The island is surrounded with lush, dense rainforest and its most obvious landmark is Sokehs Rock, a steep and slippery basalt cliff face. It can be climbed by the brave, and a guide is advisable. In the man-made stakes there are some Spanish stone walls and a German bell tower.
The ancient stone city of Nan Mandol is made up of 92 man-made islets dating back to AD1100. It was a most important political, social and religious centre and was the home of royalty and their servants. Natural 50 tonne basalt pillars which had formed on Pohnpei were quarried and hauled to Nan Mandol by raft, horizontally placed around the islets and filled with coral and rock. Sometimes Nan Mandol is called the Venice of Micronesia. Temples, burial vaults, meeting places and bathing areas were built with the upper town for priests and rituals and the lower part for administration.
Accommodation on Pohnpei is fairly basic, but one place stands out. Before tourism was even thought of, Patti and Bob Arthur visited Micronesia, fell in love with Pohnpei and decided to stay and build a hotel.
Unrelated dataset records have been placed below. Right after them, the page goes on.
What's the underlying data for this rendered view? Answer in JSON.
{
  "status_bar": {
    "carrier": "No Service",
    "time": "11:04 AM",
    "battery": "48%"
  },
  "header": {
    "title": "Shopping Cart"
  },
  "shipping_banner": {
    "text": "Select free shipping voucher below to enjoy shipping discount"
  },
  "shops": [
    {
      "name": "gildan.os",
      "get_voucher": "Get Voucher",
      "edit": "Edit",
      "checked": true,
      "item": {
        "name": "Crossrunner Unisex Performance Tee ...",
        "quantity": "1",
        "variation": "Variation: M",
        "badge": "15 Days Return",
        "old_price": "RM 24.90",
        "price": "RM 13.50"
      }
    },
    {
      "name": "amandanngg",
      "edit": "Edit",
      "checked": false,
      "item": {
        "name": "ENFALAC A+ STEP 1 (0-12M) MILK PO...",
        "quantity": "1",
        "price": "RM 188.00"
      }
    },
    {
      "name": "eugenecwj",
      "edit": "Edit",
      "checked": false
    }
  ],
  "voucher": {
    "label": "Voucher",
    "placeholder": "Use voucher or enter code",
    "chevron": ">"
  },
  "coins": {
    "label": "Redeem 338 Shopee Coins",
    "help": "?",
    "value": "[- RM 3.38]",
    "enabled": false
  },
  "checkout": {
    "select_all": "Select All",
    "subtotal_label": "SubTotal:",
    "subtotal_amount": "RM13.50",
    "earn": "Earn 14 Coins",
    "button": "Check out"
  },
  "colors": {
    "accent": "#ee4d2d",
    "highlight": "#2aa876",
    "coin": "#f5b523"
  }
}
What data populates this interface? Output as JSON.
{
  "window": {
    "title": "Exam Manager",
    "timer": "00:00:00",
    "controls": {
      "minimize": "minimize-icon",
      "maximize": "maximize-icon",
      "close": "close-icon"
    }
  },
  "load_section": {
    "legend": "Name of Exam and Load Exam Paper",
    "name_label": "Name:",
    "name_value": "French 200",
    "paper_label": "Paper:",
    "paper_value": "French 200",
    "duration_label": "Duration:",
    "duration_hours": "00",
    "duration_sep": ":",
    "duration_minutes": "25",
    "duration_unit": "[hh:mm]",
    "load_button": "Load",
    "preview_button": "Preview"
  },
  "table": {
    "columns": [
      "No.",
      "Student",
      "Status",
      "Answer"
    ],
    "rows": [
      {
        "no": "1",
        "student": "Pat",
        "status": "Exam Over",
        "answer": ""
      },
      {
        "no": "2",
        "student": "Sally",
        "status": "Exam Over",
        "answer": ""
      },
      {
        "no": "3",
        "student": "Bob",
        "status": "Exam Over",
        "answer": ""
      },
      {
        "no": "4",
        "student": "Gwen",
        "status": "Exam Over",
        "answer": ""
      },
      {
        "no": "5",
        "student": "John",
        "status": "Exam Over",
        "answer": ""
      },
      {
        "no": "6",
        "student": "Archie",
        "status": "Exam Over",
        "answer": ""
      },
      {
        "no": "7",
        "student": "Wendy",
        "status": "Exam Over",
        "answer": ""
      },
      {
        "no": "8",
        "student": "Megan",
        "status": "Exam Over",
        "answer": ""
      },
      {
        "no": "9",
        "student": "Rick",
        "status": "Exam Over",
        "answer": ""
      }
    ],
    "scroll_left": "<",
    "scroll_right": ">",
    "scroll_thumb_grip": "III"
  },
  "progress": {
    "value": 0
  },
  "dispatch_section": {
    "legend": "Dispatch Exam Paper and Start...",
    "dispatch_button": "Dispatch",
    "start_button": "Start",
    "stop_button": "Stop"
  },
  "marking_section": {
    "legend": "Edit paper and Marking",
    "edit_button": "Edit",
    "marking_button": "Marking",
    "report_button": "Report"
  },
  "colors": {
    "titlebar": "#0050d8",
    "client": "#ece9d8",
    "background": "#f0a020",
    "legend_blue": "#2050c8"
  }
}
The Village is made up of 20 thatched pole bungalows rather like treehouses, with necessary conveniences, but no phone, television or air-conditioning. The large screened windows give wonderful cooling breezes and views and the queen-size beds have nets. There is a restaurant, bar and you can organise trips to other islands from The Village.
Food on Pohnpei generally has either a Japanese (great sashimi!) or western influence.
The Federated States of Micronesia
Continental Airlines flies to Guam twice a week from Cairns with connections to Pohnpei.
Allways Dive Expeditions has six-night packages to Pohnpei including return economy airfares, transfers, share accommodations at The Village starting at $1516 from Cairns, $1896 from Brisbane, $2026 from Sydney, $2056 from Melbourne, $2208 from Adelaide, $2398 from Perth and $2506 from Darwin, per person. Conditions and surcharges apply.
Please note prices are valid at time of transmission and to the best of our knowledge are inclusive of GST.
Melbourne 1800 338 239
(03) 9885 8863
Perth 1800 777 857
(08) 9284 0433www.allwaysdive.com.au
Box 339, PO Phonpei FM 96941
Ph: 0011 691 320 2797
Fax: 0011 691 320 email@example.com
Pohnpei Visitors Bureau
Ph: 0011 691 320 4851www.visit-pohnpei.fm
To book a flight, visit www.qantas.com.au
or call 13 13 13.